And how do the Swedish public see Clark? Do they seem him as a rockstar or are they judgmental?

They are [judgmental], especially the older audience. When I told my father I was gonna do this he was like, ‘Why would you give that guy time on TV?’ There’s a thing with older people – for all the right reasons – because Clark put fear in the whole country with his tactics. People were scared that he was going to show up. And he was always on the run. He escaped from prison 17 times. 17 times. I mean, take that number in. 17 times he escaped and every time he was on the run people were worried that he would show up in their summer house or like, you know, he took hostages.

But in general, people kind of adore him and he actually had teenage girls putting posters [of him] on the wall. He was that kind of guy. But again, he fucked a lot of people over and there’s got to be a lot of broken hearts out there, too. Not only women, but also his friends.

What was the biggest challenge on this project?

Creatively or practically?


Creatively, you have this, on one hand, it’s this amazing, too-good-to-be-true, real-life person and characters around him. And it’s an amazing era to time-travel back in time and history with everything: that music and wardrobe, like all those things. To me, it invites me to be really creative. And also I start every episode with saying that it’s based on truth and lies. And that’s kind of like giving me a little bit of approval on stretching the reality. I’m not saying this is exactly how it was. I’m saying that this is my take on this story.

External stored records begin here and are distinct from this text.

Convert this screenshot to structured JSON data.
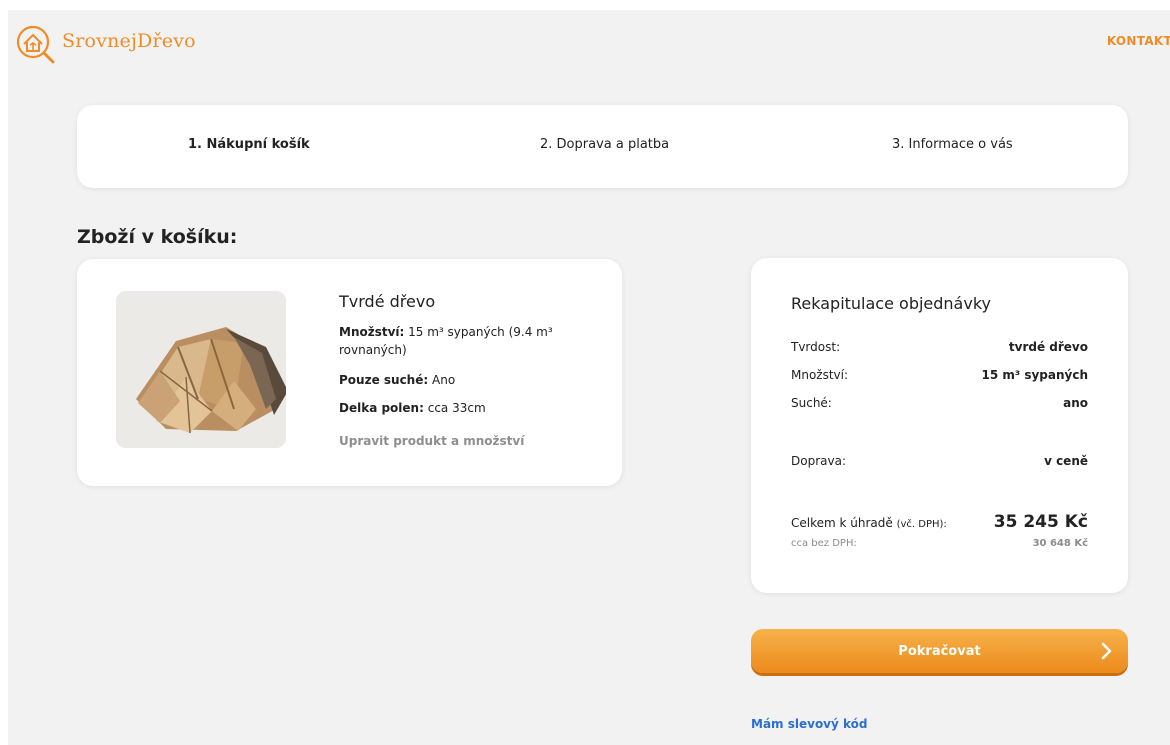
{
  "header": {
    "brand": "SrovnejDřevo",
    "nav_contact": "KONTAKT"
  },
  "steps": [
    {
      "label": "1. Nákupní košík",
      "active": true
    },
    {
      "label": "2. Doprava a platba",
      "active": false
    },
    {
      "label": "3. Informace o vás",
      "active": false
    }
  ],
  "cart": {
    "section_title": "Zboží v košíku:",
    "product": {
      "name": "Tvrdé dřevo",
      "quantity_label": "Množství:",
      "quantity_value": "15 m³ sypaných (9.4 m³ rovnaných)",
      "dry_label": "Pouze suché:",
      "dry_value": "Ano",
      "length_label": "Delka polen:",
      "length_value": "cca 33cm",
      "edit_link": "Upravit produkt a množství"
    }
  },
  "summary": {
    "title": "Rekapitulace objednávky",
    "hardness_label": "Tvrdost:",
    "hardness_value": "tvrdé dřevo",
    "quantity_label": "Množství:",
    "quantity_value": "15 m³ sypaných",
    "dry_label": "Suché:",
    "dry_value": "ano",
    "shipping_label": "Doprava:",
    "shipping_value": "v ceně",
    "total_label": "Celkem k úhradě",
    "total_label_note": "(vč. DPH):",
    "total_value": "35 245 Kč",
    "net_label": "cca bez DPH:",
    "net_value": "30 648 Kč"
  },
  "actions": {
    "continue_label": "Pokračovat",
    "discount_link": "Mám slevový kód"
  },
  "colors": {
    "accent": "#f08c28",
    "link": "#2b6fd1",
    "background": "#f2f2f2"
  },
  "icons": [
    "house-logo-icon",
    "chevron-right-icon"
  ]
}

On a practical level, I mean, it was the pandemic, but also everything is just big. It’s basically like doing four independent movies at the same time. But I have to say working with Netflix was pretty incredible. They were very open minded, not only on the practical stuff, but also on the creative stuff.

What would be your dream project?

I mean, if you would have asked me three years ago, I would never say ‘Oh, a famous Swedish bank robber.’ So it doesn’t necessarily have to be something you think about or dream about. But I have my projects and I can mention two of them that I love. And one of them is this very famous author [and occultist] called Aleister Crowley. His life story would be an amazing series.

And then on the music [biopic] side, I think it’s so hard because I think being a rock and roller and music lover and growing up with it I look at these films and I see actors with wigs and instruments and I have a hard time getting past that. It’s really hard. But then again, movies like “Almost Famous” that [are] about the music world, but not specifically about the band. And Sharon and Ozzy [Osbourne] would be awesome, I know they’re already talking about it.

You parted ways with “Midas Man” a few weeks into the shoot last November. Are you able to say what happened there?

I’m not supposed to talk about it. The project did not turn out the way I thought it would be, that’s all I can really say.

Now that “Clark” is out, what’s next for you?

I’m working on a few things already. I’m shooting a concert film and I’m doing two documentaries right now, one with Billy Idol, which is his life story. And I’m doing another one which I don’t think I should say… also a big artist. And then I’m reading a lot of scripts and writing a little bit and trying to figure out what my next move is. Right now I’m enjoying “Clark” coming out. It was such a long journey. And the fact that it’s been well received in Scandinavia is incredible.

Akerlund is repped by Casarotto Ramsay & Associates and Anonymous Content.

This interview has been edited for clarity and length.